### [Stored records]
╔══

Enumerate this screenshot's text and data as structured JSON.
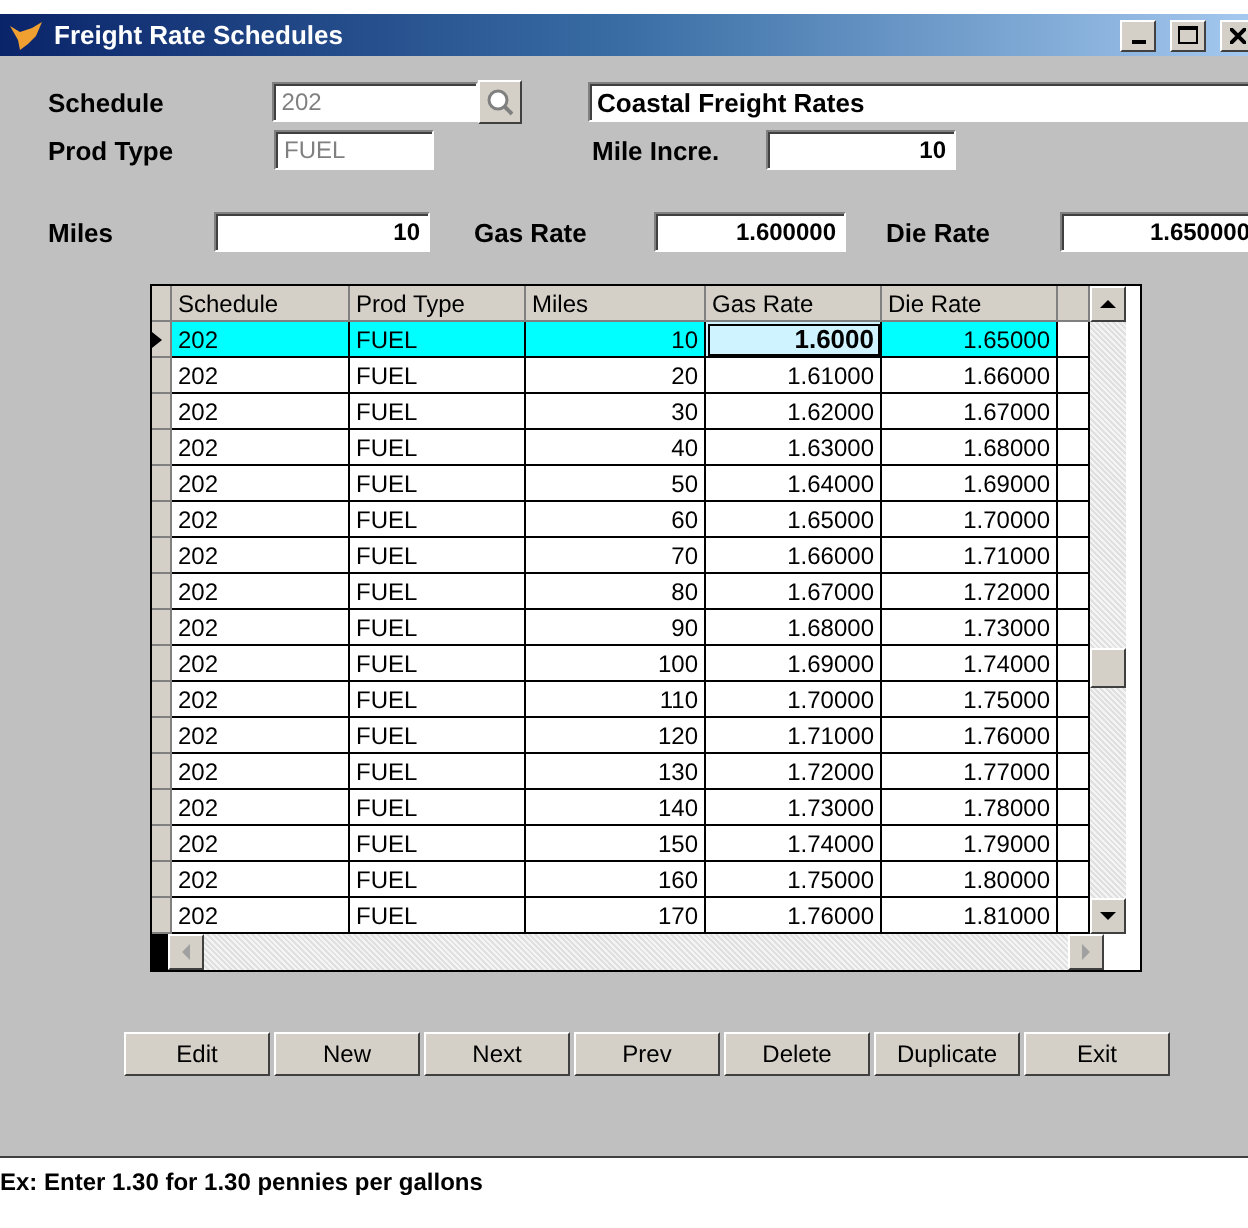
{
  "window": {
    "title": "Freight Rate Schedules"
  },
  "form": {
    "schedule": {
      "label": "Schedule",
      "value": "202",
      "disabled": true
    },
    "description": {
      "value": "Coastal Freight Rates"
    },
    "prod_type": {
      "label": "Prod Type",
      "value": "FUEL",
      "disabled": true
    },
    "mile_incre": {
      "label": "Mile Incre.",
      "value": "10"
    },
    "miles": {
      "label": "Miles",
      "value": "10"
    },
    "gas_rate": {
      "label": "Gas Rate",
      "value": "1.600000"
    },
    "die_rate": {
      "label": "Die Rate",
      "value": "1.650000"
    }
  },
  "table": {
    "columns": [
      "Schedule",
      "Prod Type",
      "Miles",
      "Gas Rate",
      "Die Rate"
    ],
    "rows": [
      {
        "schedule": "202",
        "prod_type": "FUEL",
        "miles": "10",
        "gas_rate": "1.6000",
        "die_rate": "1.65000",
        "selected": true,
        "editing": true
      },
      {
        "schedule": "202",
        "prod_type": "FUEL",
        "miles": "20",
        "gas_rate": "1.61000",
        "die_rate": "1.66000",
        "selected": false,
        "editing": false
      },
      {
        "schedule": "202",
        "prod_type": "FUEL",
        "miles": "30",
        "gas_rate": "1.62000",
        "die_rate": "1.67000",
        "selected": false,
        "editing": false
      },
      {
        "schedule": "202",
        "prod_type": "FUEL",
        "miles": "40",
        "gas_rate": "1.63000",
        "die_rate": "1.68000",
        "selected": false,
        "editing": false
      },
      {
        "schedule": "202",
        "prod_type": "FUEL",
        "miles": "50",
        "gas_rate": "1.64000",
        "die_rate": "1.69000",
        "selected": false,
        "editing": false
      },
      {
        "schedule": "202",
        "prod_type": "FUEL",
        "miles": "60",
        "gas_rate": "1.65000",
        "die_rate": "1.70000",
        "selected": false,
        "editing": false
      },
      {
        "schedule": "202",
        "prod_type": "FUEL",
        "miles": "70",
        "gas_rate": "1.66000",
        "die_rate": "1.71000",
        "selected": false,
        "editing": false
      },
      {
        "schedule": "202",
        "prod_type": "FUEL",
        "miles": "80",
        "gas_rate": "1.67000",
        "die_rate": "1.72000",
        "selected": false,
        "editing": false
      },
      {
        "schedule": "202",
        "prod_type": "FUEL",
        "miles": "90",
        "gas_rate": "1.68000",
        "die_rate": "1.73000",
        "selected": false,
        "editing": false
      },
      {
        "schedule": "202",
        "prod_type": "FUEL",
        "miles": "100",
        "gas_rate": "1.69000",
        "die_rate": "1.74000",
        "selected": false,
        "editing": false
      },
      {
        "schedule": "202",
        "prod_type": "FUEL",
        "miles": "110",
        "gas_rate": "1.70000",
        "die_rate": "1.75000",
        "selected": false,
        "editing": false
      },
      {
        "schedule": "202",
        "prod_type": "FUEL",
        "miles": "120",
        "gas_rate": "1.71000",
        "die_rate": "1.76000",
        "selected": false,
        "editing": false
      },
      {
        "schedule": "202",
        "prod_type": "FUEL",
        "miles": "130",
        "gas_rate": "1.72000",
        "die_rate": "1.77000",
        "selected": false,
        "editing": false
      },
      {
        "schedule": "202",
        "prod_type": "FUEL",
        "miles": "140",
        "gas_rate": "1.73000",
        "die_rate": "1.78000",
        "selected": false,
        "editing": false
      },
      {
        "schedule": "202",
        "prod_type": "FUEL",
        "miles": "150",
        "gas_rate": "1.74000",
        "die_rate": "1.79000",
        "selected": false,
        "editing": false
      },
      {
        "schedule": "202",
        "prod_type": "FUEL",
        "miles": "160",
        "gas_rate": "1.75000",
        "die_rate": "1.80000",
        "selected": false,
        "editing": false
      },
      {
        "schedule": "202",
        "prod_type": "FUEL",
        "miles": "170",
        "gas_rate": "1.76000",
        "die_rate": "1.81000",
        "selected": false,
        "editing": false
      }
    ]
  },
  "buttons": [
    {
      "label": "Edit"
    },
    {
      "label": "New"
    },
    {
      "label": "Next"
    },
    {
      "label": "Prev"
    },
    {
      "label": "Delete"
    },
    {
      "label": "Duplicate"
    },
    {
      "label": "Exit"
    }
  ],
  "status_bar": {
    "text": "Ex:  Enter 1.30 for  1.30 pennies per gallons"
  }
}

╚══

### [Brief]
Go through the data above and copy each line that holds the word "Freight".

### [Finished task]
    "title": "Freight Rate Schedules"
      "value": "Coastal Freight Rates"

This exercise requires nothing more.